3. "Halakhah is . . . what the Jewish community understands God's will to be." (p. 21)
Taken together, these three statements articulate a theology that reads something like the following: No human being can say precisely and objectively what God is. That's what makes God God (ie., totally other than anything within human experience). All of our characterizations of God, then, are metaphors, human approximations of a reality that remains beyond human understanding. As a result, any statement about God as revealer of Torah is also metaphorical. God could not really "speak" at Sinai because to attribute speech to God is another one of the classic Jewish metaphors. But if God did not speak at Sinai, then the words of Torah are human words-whatever God's role in revelation may be-and Torah as it has come down to us is legitimately a human document. It can be studied as any other human document, and its authority rests in the community, for in the last analysis, it is the human community, not God, that formulated the contents of that document. Halakhah is thus the community's understanding of God's will, not-note well-God's will but, rather, Israel's understanding of that will.

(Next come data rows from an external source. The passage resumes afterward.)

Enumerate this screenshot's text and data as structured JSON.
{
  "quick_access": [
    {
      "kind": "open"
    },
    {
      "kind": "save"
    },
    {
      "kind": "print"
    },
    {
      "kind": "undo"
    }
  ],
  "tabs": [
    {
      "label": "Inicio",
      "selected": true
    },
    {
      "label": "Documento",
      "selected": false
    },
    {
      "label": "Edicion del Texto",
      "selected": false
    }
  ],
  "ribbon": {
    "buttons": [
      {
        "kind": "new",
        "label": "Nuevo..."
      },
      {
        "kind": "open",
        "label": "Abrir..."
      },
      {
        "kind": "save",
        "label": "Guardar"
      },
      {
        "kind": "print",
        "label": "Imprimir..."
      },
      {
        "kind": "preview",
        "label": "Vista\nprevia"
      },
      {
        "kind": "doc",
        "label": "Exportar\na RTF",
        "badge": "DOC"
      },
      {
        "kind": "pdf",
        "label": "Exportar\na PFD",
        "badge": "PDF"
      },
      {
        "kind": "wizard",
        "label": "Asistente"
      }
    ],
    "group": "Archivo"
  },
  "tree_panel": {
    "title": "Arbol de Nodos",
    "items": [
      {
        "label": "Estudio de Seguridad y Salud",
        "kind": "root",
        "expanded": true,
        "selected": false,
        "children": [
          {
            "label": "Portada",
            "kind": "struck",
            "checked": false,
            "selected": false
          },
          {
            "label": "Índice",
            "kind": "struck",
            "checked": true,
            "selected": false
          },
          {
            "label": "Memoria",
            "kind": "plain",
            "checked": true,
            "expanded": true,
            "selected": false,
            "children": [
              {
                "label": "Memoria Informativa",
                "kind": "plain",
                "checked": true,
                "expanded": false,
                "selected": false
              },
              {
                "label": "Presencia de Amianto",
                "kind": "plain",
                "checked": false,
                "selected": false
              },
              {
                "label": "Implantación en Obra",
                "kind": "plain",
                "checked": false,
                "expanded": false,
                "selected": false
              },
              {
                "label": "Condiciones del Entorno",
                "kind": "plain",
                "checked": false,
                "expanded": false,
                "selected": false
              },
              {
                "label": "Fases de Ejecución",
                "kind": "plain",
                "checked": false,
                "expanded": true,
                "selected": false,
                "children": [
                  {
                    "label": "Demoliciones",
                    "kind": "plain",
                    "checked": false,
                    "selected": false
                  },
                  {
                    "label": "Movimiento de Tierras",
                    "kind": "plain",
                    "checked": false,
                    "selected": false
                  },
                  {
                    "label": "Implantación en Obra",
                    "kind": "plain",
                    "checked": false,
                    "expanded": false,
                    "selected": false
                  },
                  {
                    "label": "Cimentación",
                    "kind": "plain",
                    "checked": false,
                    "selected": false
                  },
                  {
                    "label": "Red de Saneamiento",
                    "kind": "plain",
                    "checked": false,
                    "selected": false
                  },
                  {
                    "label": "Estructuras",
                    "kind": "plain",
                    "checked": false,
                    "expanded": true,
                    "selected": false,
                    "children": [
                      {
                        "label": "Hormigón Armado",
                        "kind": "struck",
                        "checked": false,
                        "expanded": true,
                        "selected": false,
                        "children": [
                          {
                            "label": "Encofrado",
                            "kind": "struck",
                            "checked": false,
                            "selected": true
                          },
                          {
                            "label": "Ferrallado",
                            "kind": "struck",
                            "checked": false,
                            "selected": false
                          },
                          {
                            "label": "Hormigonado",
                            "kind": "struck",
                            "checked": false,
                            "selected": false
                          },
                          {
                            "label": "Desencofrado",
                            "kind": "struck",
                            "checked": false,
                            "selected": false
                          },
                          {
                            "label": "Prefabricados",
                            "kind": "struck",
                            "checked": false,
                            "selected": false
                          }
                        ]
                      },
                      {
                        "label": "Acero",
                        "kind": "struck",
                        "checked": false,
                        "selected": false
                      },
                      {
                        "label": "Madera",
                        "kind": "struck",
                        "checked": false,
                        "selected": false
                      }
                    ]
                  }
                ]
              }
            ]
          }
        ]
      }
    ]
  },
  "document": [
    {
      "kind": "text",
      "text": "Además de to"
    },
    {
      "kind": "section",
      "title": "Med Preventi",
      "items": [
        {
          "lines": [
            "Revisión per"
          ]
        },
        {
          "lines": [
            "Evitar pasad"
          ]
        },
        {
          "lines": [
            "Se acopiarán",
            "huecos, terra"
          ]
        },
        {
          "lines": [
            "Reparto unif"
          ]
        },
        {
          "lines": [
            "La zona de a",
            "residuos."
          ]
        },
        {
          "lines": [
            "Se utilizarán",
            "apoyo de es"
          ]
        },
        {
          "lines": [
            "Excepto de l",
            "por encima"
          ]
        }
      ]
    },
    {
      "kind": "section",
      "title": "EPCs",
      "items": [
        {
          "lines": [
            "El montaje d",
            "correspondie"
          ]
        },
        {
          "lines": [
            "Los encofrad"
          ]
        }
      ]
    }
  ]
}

The implication of this position is that a modem community of Jews can introduce changes in halakhah to the extent that it wishes to do so. It does not have to change anything. But it must understand that if it remains bound to traditional practice, it does so because of where it decides to set its parameters, not because of where the parameters are intrinsically set; in addition, it has to acknowledge that other communities within the Jewish people may set their parameters elsewhere. That is also their right.
The above is admittedly a selective reading of Emet Vemunah's theology. It is not the only possible reading, and it is certainly possible to read the text in a more traditionalist mode. This reading is also one attempt at making the implicit theology of Conservative Judaism explicit. It accounts for the way in which halakhah has developed within the Movement; it explains for example, why the movement has accepted feminism but rejected patrilineal descent, why it has maintained a host of Sabbath regulations but permitted driving to the synagogue.
From Conservative Judaism: The New Century by NEIL GILLMAN, Behrman House, Inc., 1993
 Schechter and his colleagues had a profound antipathy for modern, critical Bible study, which they identified as a Christian enterprise marked by an implicit prejudice in favor of viewing the Hebrew Scriptures (or Old Testament, as these scholars dubbed this material) as a prelude to the Christian Scriptures (or New Testament). Conservative Judaism: The New Century by NEIL GILLMAN, Behrman House, Inc